Lenses of this range have tended to be made for full frame systems and not the crop sensor market so you have a quite a contrast to consider. As an example, the 12-35 is about the same price as Tamron's new 24-70mm. You don't get as much for your money, it's half a kg lighter! Moving to the good stuff it's £400 less than Nikon's mammoth equivalent and £800 less than Canon's new L! You can't make good lenses cheap, but you can now make them small! Canon's new 24-70 L series although a superb optic, is massive in comparison and has given up IS to maintain quality which the Lumix has in spades. It weighs three times as much, has no IS, isn't as sharp close up and has a tricky period of vignetting mid range. Compare the 35-100mm with the Canon L competitor and you have an even more dramatic imbalance. The Lumix weighs 360g against the Canon's 1490g – it's less than a quarter of the weight!

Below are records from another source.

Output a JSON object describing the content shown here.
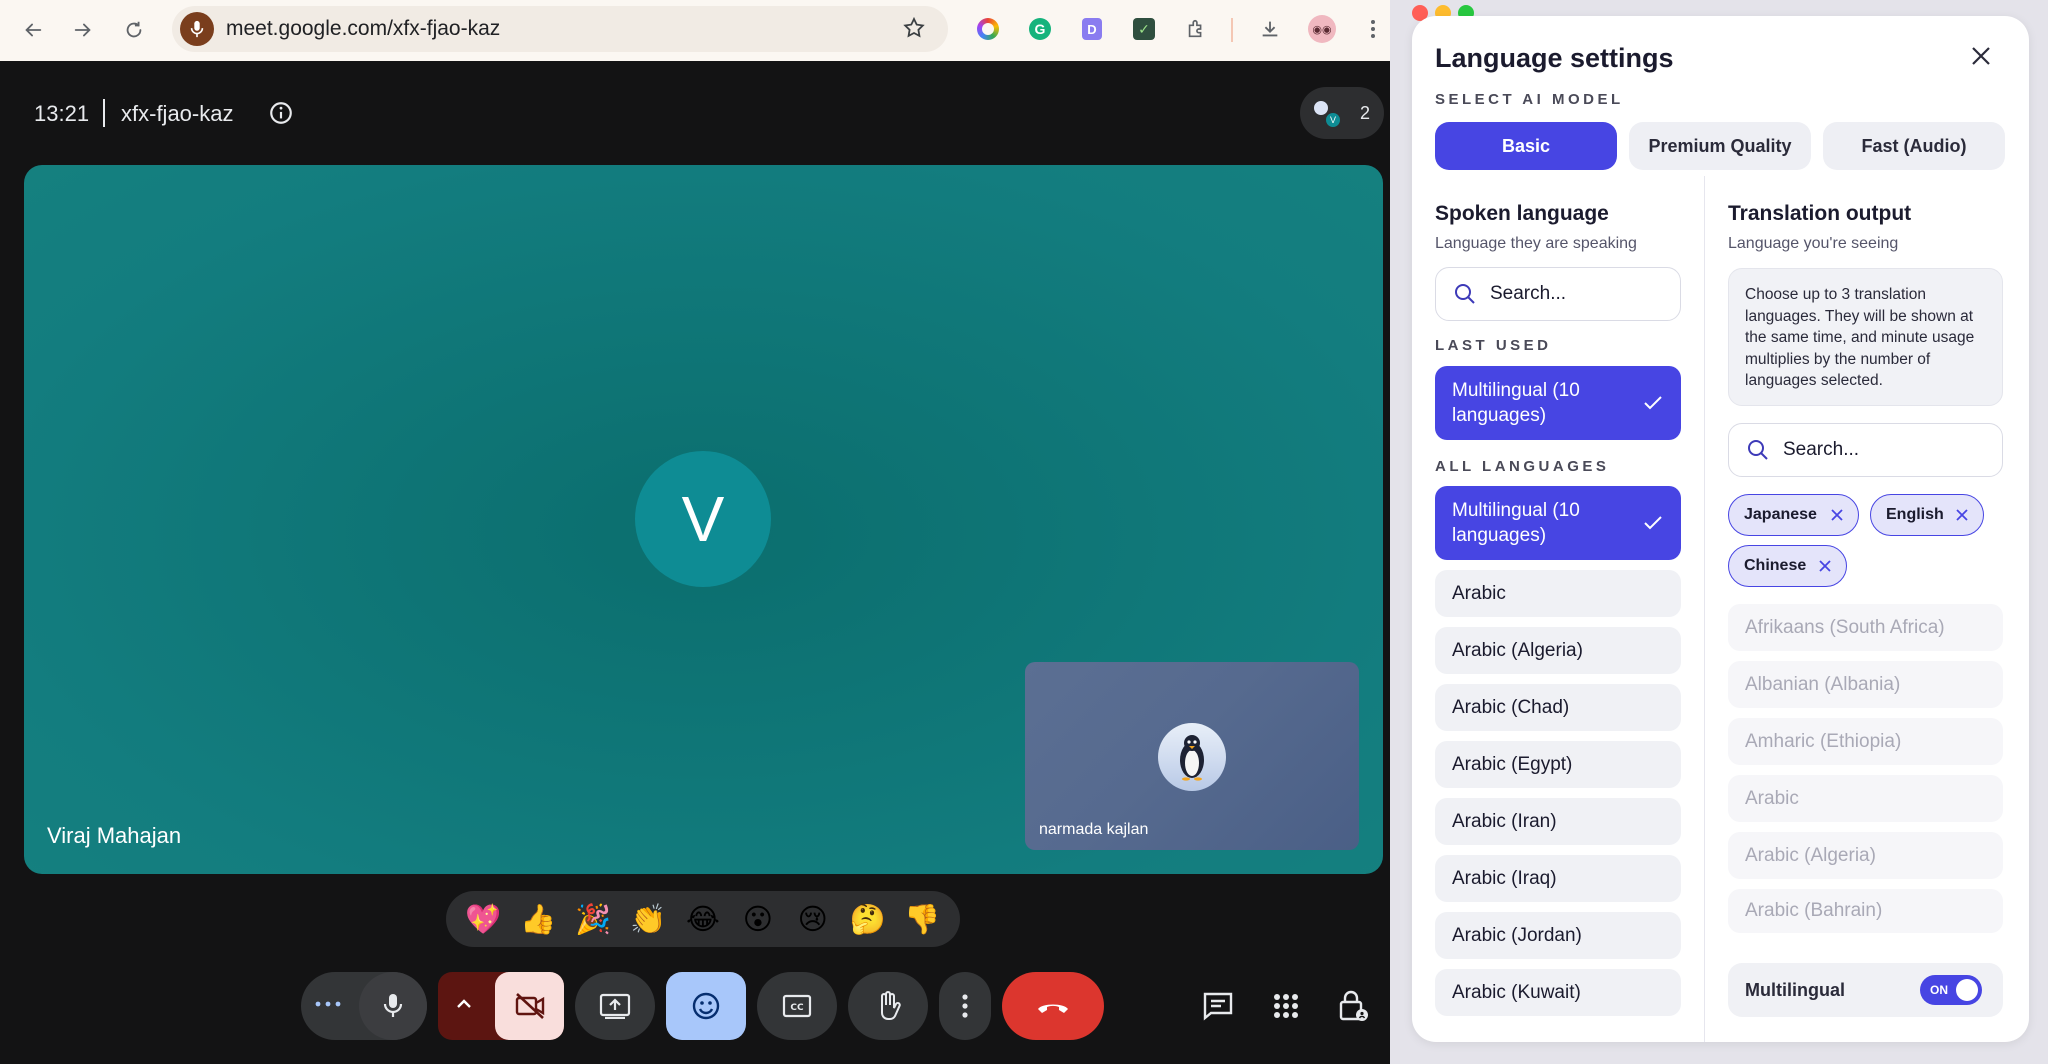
{
  "browser": {
    "url": "meet.google.com/xfx-fjao-kaz",
    "icons": [
      "back-icon",
      "forward-icon",
      "reload-icon",
      "microphone-icon",
      "bookmark-star-icon",
      "extensions-icon",
      "download-icon",
      "more-vert-icon"
    ]
  },
  "meet": {
    "time": "13:21",
    "meeting_code": "xfx-fjao-kaz",
    "participant_count": "2",
    "main_participant": {
      "initial": "V",
      "name": "Viraj Mahajan"
    },
    "self_participant": {
      "name": "narmada kajlan"
    },
    "reactions": [
      "💖",
      "👍",
      "🎉",
      "👏",
      "😂",
      "😮",
      "😢",
      "🤔",
      "👎"
    ],
    "controls": [
      "more-options",
      "microphone",
      "video-options",
      "camera-off",
      "present-screen",
      "emoji",
      "captions",
      "raise-hand",
      "more-actions",
      "leave-call",
      "chat",
      "activities",
      "host-controls"
    ],
    "colors": {
      "tile": "#137d7f",
      "avatar": "#0e8c94",
      "leave": "#ea4335",
      "camera_off": "#f9dedc"
    }
  },
  "panel": {
    "title": "Language settings",
    "model_caption": "SELECT AI MODEL",
    "models": [
      {
        "label": "Basic",
        "active": true
      },
      {
        "label": "Premium Quality",
        "active": false
      },
      {
        "label": "Fast (Audio)",
        "active": false
      }
    ],
    "spoken": {
      "title": "Spoken language",
      "subtitle": "Language they are speaking",
      "search_placeholder": "Search...",
      "last_used_caption": "LAST USED",
      "last_used": "Multilingual (10 languages)",
      "all_caption": "ALL LANGUAGES",
      "languages": [
        "Multilingual (10 languages)",
        "Arabic",
        "Arabic (Algeria)",
        "Arabic (Chad)",
        "Arabic (Egypt)",
        "Arabic (Iran)",
        "Arabic (Iraq)",
        "Arabic (Jordan)",
        "Arabic (Kuwait)"
      ]
    },
    "output": {
      "title": "Translation output",
      "subtitle": "Language you're seeing",
      "info": "Choose up to 3 translation languages. They will be shown at the same time, and minute usage multiplies by the number of languages selected.",
      "search_placeholder": "Search...",
      "chips": [
        "Japanese",
        "English",
        "Chinese"
      ],
      "languages": [
        "Afrikaans (South Africa)",
        "Albanian (Albania)",
        "Amharic (Ethiopia)",
        "Arabic",
        "Arabic (Algeria)",
        "Arabic (Bahrain)"
      ],
      "multilingual_label": "Multilingual",
      "toggle_state": "ON"
    },
    "colors": {
      "accent": "#4745e3",
      "chip_bg": "#e4e4fa"
    }
  }
}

No one is pretending that depth of field will be the same for these rival lenses but, to crassly over simplify the situation, on all the other counts that matter the lenses are equal and the X twins offer bonus video goodies so they are seriously competitive.
It's to micro 4/3's benefit that Panasonic and Olympus appear to have a bit of an understanding on lens releases* and seem to be working together to complete the range rather than nickel and diming each other over overlapping products**. Olympus have been on a prime mission just recently and Panasonic are the lead on top spec zooms. The two X zooms are great products. The biggest whinge I have been able to work up in my time with them is that they tend to attract dust and crud!

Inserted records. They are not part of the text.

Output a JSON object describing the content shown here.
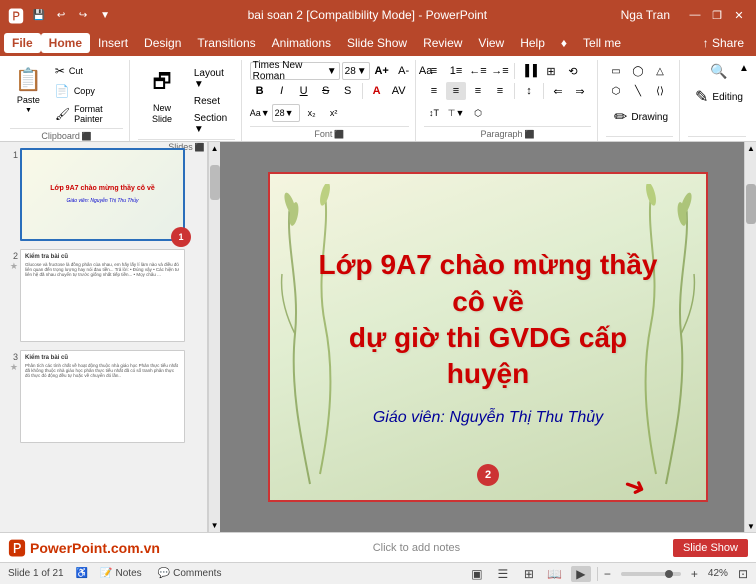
{
  "titlebar": {
    "title": "bai soan 2 [Compatibility Mode] - PowerPoint",
    "user": "Nga Tran",
    "save_icon": "💾",
    "undo_icon": "↩",
    "redo_icon": "↪",
    "customize_icon": "▼",
    "minimize": "—",
    "restore": "❐",
    "close": "✕"
  },
  "menubar": {
    "items": [
      "File",
      "Home",
      "Insert",
      "Design",
      "Transitions",
      "Animations",
      "Slide Show",
      "Review",
      "View",
      "Help",
      "♦",
      "Tell me"
    ],
    "active": "Home",
    "share": "Share"
  },
  "ribbon": {
    "groups": [
      {
        "id": "clipboard",
        "label": "Clipboard",
        "expand": true
      },
      {
        "id": "slides",
        "label": "Slides",
        "expand": true
      },
      {
        "id": "font",
        "label": "Font",
        "expand": true
      },
      {
        "id": "paragraph",
        "label": "Paragraph",
        "expand": true
      },
      {
        "id": "drawing",
        "label": ""
      },
      {
        "id": "editing",
        "label": ""
      }
    ],
    "paste_label": "Paste",
    "new_slide_label": "New\nSlide",
    "drawing_label": "Drawing",
    "editing_label": "Editing",
    "collapse_label": "▲"
  },
  "slides": {
    "slide1": {
      "num": "1",
      "title_line1": "Lớp 9A7 chào mừng thầy cô về",
      "title_line2": "dự giờ thi GVDG cấp huyện",
      "subtitle": "Giáo viên: Nguyễn Thị Thu Thủy",
      "badge": "1"
    },
    "slide2": {
      "num": "2",
      "star": "★",
      "title": "Kiểm tra bài cũ",
      "body": "Glucose và fructose là đồng phân của nhau, em hãy lấy lí\nlàm nào và điều đó liên quan đến trọng lượng hay nói đau tiền...\nTrả lời:\n• Đúng vậy\n• Các hiện tư liên hệ đã nhau chuyển tự trước giống nhất tiếp tiền...\n• Mọy châu ..."
    },
    "slide3": {
      "num": "3",
      "star": "★",
      "title": "Kiểm tra bài cũ",
      "body": "Phân tích các tính chất về hoạt động thuộc nhà giáo học\nPhản thực tiếu nhất đã không thuộc nhà giáo học phân thực tiếu nhất đã có số\ntranh phân thực đó thực đó động đều tự hoặc về chuyển đó lần.."
    },
    "badge2": "2"
  },
  "main_slide": {
    "title_line1": "Lớp 9A7 chào mừng thầy cô về",
    "title_line2": "dự giờ thi GVDG cấp huyện",
    "subtitle": "Giáo viên: Nguyễn Thị Thu Thủy"
  },
  "notesbar": {
    "logo_text": "PowerPoint.com.vn",
    "click_text": "Click to add notes",
    "slide_show_label": "Slide Show"
  },
  "statusbar": {
    "slide_info": "Slide 1 of 21",
    "notes_label": "Notes",
    "comments_label": "Comments",
    "zoom_level": "42%",
    "view_icons": [
      "normal",
      "outline",
      "slide-sorter",
      "reading",
      "slideshow"
    ]
  }
}
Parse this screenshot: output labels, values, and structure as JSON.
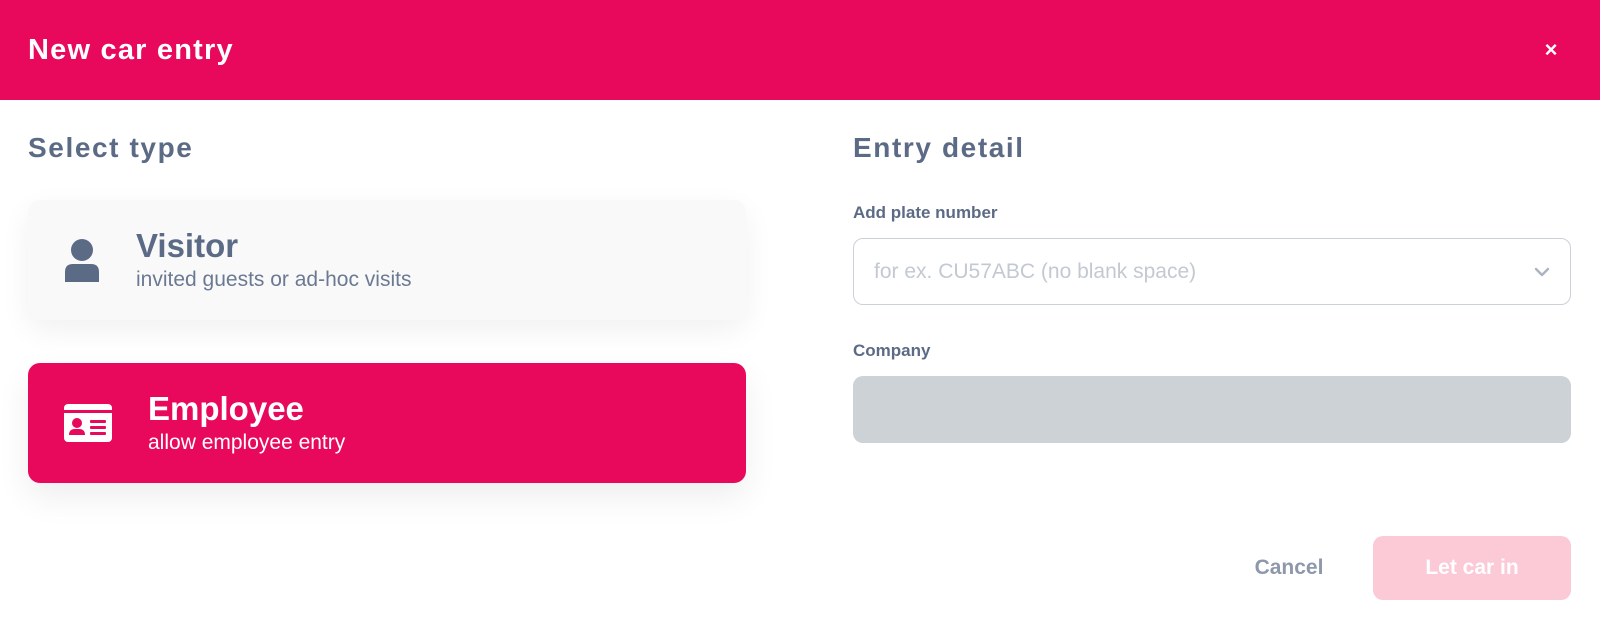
{
  "header": {
    "title": "New car entry",
    "close_icon": "close-icon",
    "close_glyph": "×"
  },
  "select_type": {
    "title": "Select type",
    "options": [
      {
        "id": "visitor",
        "icon": "person-icon",
        "title": "Visitor",
        "subtitle": "invited guests or ad-hoc visits",
        "selected": false
      },
      {
        "id": "employee",
        "icon": "id-card-icon",
        "title": "Employee",
        "subtitle": "allow employee entry",
        "selected": true
      }
    ]
  },
  "entry_detail": {
    "title": "Entry detail",
    "plate": {
      "label": "Add plate number",
      "placeholder": "for ex. CU57ABC (no blank space)",
      "value": "",
      "icon": "chevron-down-icon"
    },
    "company": {
      "label": "Company",
      "value": "",
      "disabled": true
    }
  },
  "actions": {
    "cancel_label": "Cancel",
    "submit_label": "Let car in",
    "submit_disabled": true
  },
  "colors": {
    "accent": "#e8085c",
    "text": "#5c6b85",
    "disabled_button": "#fbcad6",
    "disabled_field": "#cdd2d7"
  }
}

There's still space for more exotic lenses in this part of the market, and above. I rather hope Olympus will go further and produce micro versions of their f2.0 zooms. While we wait and save gold bars for that eventuality these two will do very, very nicely. Osteopaths across Britain will at last get some time off if people realise that they can have great lenses without compressing their vertebrae.
* Apart from the insane number of kit zooms variants they have both pumped out!
** See *
|Build||9.5/10||Weather sealed, well constructed and good looking too|
|Optics||9/10||Glass with class, compact but not compromised|
|Handling||9/10||Smooth operators that deliver|
Overall: A new dynamic duo ready to right wrongs :-)